–          Measuring and advertizing IPv6 penetration in Lebanon


Lebanon IPv6 RIPEness:

Lebanon IPv6 RIPEness went up from 3% to 62% in 1 year. IPv6 RIPEness is a rating system which awards stars to RIPE NCC members depending on how IPv6 ready they are.  Stars are awarded for:

1 Star  –  Having an IPv6 allocation

2 Stars – Visibility in the Routing Information Service (RIS)

3 Stars – Having a route6 object in the RIPE Database

4 Stars – Having a reverse DNS delegation set up


But we cannot celebrate victory yet as Lebanon’s only gateway to the Internet is managed by OGERO and OGERO is still not IPv6 ready and we don’t know if they are investing any efforts towards that objective. So currently IPv6 connections out of Lebanon are all via IPv4 tunnel, not a sustainable solution if they will start to offer the service to their clients.


Also, Lebanon is still slightly lagging as compared to the global status as 48% of Lebanon’s LIRs don’t have an IPv6 allocation yet.


You may wonder what regular internet users can do to support the transition to IPv6:
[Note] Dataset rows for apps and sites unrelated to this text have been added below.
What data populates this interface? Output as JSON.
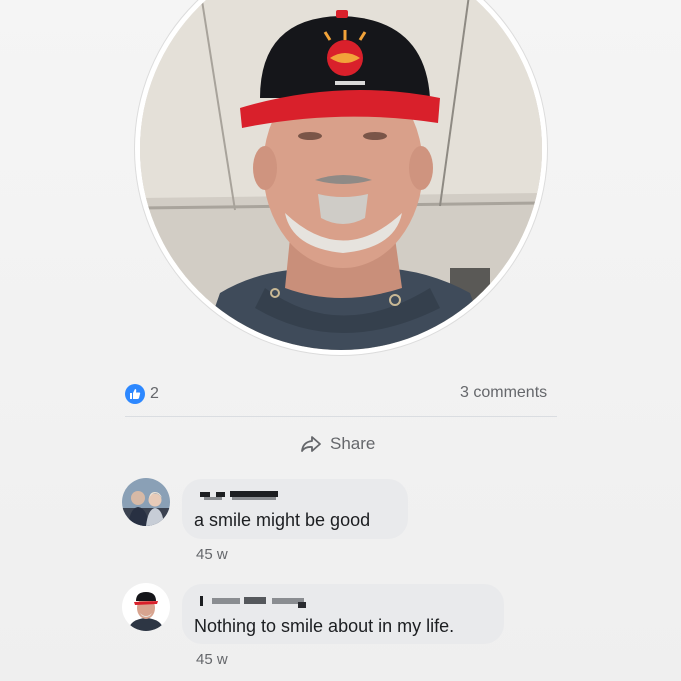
{
  "post": {
    "reactions": {
      "icon": "like-icon",
      "count": "2",
      "color": "#2d88ff"
    },
    "comments_label": "3 comments",
    "share_label": "Share"
  },
  "comments": [
    {
      "author": "J…y Young",
      "text": "a smile might be good",
      "time": "45 w"
    },
    {
      "author": "",
      "text": "Nothing to smile about in my life.",
      "time": "45 w"
    }
  ]
}
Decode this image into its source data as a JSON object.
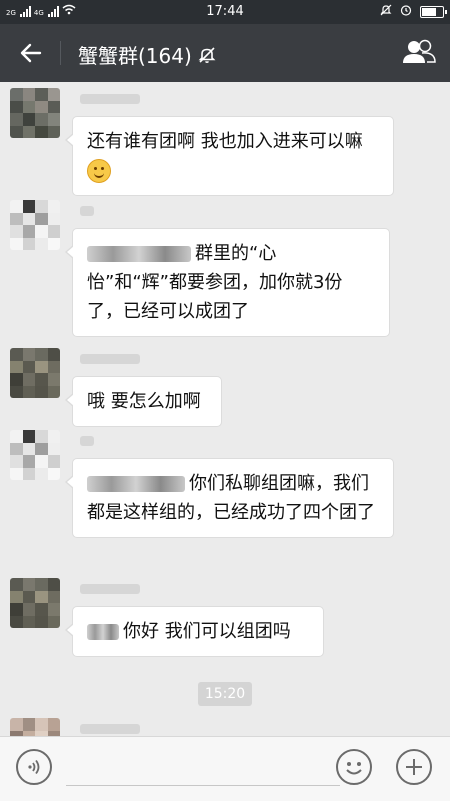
{
  "status_bar": {
    "time": "17:44",
    "network_tags": [
      "2G",
      "4G"
    ],
    "icons": [
      "signal-icon",
      "wifi-icon",
      "mute-icon",
      "alarm-icon",
      "battery-icon"
    ],
    "battery_level": 0.7
  },
  "header": {
    "title": "蟹蟹群(164)",
    "icons": [
      "back-arrow-icon",
      "muted-bell-icon",
      "group-members-icon"
    ]
  },
  "messages": [
    {
      "text": "还有谁有团啊 我也加入进来可以嘛",
      "emoji": "smile-emoji"
    },
    {
      "mention": "@某人",
      "text": "群里的“心怡”和“辉”都要参团，加你就3份了，已经可以成团了"
    },
    {
      "text": "哦 要怎么加啊"
    },
    {
      "mention": "@某人",
      "text": "你们私聊组团嘛，我们都是这样组的，已经成功了四个团了"
    },
    {
      "mention": "@某人",
      "text": "你好 我们可以组团吗"
    }
  ],
  "timestamp": "15:20",
  "input_bar": {
    "icons": [
      "voice-icon",
      "emoji-icon",
      "plus-icon"
    ]
  },
  "colors": {
    "title_bar": "#3a3d41",
    "status_bar": "#2b2f33",
    "chat_bg": "#ebebeb",
    "bubble": "#ffffff"
  }
}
–          Lobby for IPv6 adoption by creating the demand. One way is to ask OGERO and your ISP for IPv6 on your DSL accounts. Also, ask Alpha and Touch for IPv6 on your 3G/4G accounts.  Your laptops, tablets and smartphones all support IPv6 without any special configuration.  However, your ISPs might have to upgrade your broadband modems to one that could support both IPv4 and IPv6.

–          Join Lebanon IPv6 Taskforce. Be part of the IPv6 core and/or supporting team of volunteers working hand in hand to spread the IPv6 penetration in Lebanon. (email to express your interest)


As a platform for innovation and economic development, the Internet plays a critical role in the daily lives of billions. This momentum has not slowed and IPv6 adoption continues to skyrocket, fast establishing itself as the “new normal” and a must-have for any business with an eye towards the future.


For more information about companies that have deployed IPv6, as well as links to useful information for users and how other companies can participate in the continued deployment of IPv6, please visit:


For more information about ISOC Lebanon please visit or contact


Nabil Bukhalid


ISOC Lebanon

P.O.Box 113-6596
Hamra, Lebanon